Look for the word "douyu" in the entries below, then copy every line that has it.

START Data supplied

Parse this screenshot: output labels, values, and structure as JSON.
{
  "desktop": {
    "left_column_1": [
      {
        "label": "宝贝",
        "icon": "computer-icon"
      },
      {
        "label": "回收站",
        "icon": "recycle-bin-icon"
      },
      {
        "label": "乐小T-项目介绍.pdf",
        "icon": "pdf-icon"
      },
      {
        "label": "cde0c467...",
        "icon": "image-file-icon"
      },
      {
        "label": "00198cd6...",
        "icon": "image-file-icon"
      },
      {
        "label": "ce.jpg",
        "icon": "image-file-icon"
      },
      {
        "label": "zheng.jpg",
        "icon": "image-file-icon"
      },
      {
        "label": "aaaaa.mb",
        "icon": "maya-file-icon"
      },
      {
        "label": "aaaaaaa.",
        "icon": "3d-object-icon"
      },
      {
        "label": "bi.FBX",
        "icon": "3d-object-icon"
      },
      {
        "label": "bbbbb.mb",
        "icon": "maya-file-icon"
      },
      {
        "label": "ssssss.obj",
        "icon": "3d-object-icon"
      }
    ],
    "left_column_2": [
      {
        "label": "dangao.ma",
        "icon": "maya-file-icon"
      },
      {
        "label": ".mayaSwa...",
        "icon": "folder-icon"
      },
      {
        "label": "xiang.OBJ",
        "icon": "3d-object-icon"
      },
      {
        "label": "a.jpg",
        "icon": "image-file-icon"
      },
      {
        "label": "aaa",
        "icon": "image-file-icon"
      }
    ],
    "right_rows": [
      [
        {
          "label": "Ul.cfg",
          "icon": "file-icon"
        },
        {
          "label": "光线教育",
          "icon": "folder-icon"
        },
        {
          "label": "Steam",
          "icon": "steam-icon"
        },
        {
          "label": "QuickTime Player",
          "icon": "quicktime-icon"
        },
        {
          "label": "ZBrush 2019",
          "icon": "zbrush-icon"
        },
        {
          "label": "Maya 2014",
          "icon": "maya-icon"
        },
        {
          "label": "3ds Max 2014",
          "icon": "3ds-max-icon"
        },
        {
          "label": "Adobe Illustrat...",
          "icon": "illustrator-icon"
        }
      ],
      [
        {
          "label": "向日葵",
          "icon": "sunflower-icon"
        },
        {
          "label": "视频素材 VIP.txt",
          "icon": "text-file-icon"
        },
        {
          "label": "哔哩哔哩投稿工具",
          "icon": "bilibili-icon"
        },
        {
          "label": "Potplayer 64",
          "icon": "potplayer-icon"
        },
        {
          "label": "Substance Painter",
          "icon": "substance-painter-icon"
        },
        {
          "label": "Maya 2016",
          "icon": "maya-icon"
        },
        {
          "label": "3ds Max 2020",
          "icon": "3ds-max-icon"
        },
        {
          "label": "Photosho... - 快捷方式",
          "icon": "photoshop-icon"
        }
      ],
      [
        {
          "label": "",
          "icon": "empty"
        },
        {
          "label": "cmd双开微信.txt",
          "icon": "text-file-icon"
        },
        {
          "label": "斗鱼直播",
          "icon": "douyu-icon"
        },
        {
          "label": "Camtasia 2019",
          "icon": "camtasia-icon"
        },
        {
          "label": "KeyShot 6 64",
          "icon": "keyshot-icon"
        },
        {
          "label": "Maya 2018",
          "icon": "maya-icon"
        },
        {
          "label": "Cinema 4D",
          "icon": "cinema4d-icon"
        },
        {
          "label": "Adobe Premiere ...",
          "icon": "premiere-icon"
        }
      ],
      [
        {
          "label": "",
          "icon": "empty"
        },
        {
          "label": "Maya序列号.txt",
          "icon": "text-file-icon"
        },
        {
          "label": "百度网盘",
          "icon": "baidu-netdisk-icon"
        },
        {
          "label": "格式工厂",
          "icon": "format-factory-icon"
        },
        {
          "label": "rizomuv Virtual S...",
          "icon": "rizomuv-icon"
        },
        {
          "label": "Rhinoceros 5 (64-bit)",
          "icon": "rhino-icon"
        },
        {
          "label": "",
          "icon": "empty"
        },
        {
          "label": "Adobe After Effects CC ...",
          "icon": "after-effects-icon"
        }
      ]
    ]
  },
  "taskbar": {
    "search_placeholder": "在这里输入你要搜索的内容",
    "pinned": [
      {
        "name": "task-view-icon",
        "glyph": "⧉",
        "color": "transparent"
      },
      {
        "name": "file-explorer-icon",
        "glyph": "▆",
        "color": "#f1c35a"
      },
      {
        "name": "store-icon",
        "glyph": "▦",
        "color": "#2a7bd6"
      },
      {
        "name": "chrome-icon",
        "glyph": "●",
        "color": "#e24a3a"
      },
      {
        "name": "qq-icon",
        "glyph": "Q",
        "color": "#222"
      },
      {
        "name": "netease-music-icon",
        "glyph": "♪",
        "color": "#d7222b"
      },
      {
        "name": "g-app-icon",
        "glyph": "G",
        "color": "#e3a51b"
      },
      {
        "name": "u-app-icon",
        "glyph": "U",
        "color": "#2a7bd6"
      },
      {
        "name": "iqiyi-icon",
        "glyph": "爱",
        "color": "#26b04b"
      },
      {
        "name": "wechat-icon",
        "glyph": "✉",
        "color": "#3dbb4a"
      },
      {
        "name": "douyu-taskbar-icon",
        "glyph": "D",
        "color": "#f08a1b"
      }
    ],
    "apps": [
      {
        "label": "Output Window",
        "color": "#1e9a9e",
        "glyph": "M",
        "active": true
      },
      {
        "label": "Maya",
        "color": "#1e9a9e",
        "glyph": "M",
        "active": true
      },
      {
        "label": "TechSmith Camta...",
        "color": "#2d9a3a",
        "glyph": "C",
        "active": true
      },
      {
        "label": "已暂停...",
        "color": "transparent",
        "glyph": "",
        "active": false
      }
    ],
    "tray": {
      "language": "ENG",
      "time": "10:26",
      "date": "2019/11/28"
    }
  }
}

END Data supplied

*Reply to the task*.
          "icon": "douyu-icon"
        "name": "douyu-taskbar-icon",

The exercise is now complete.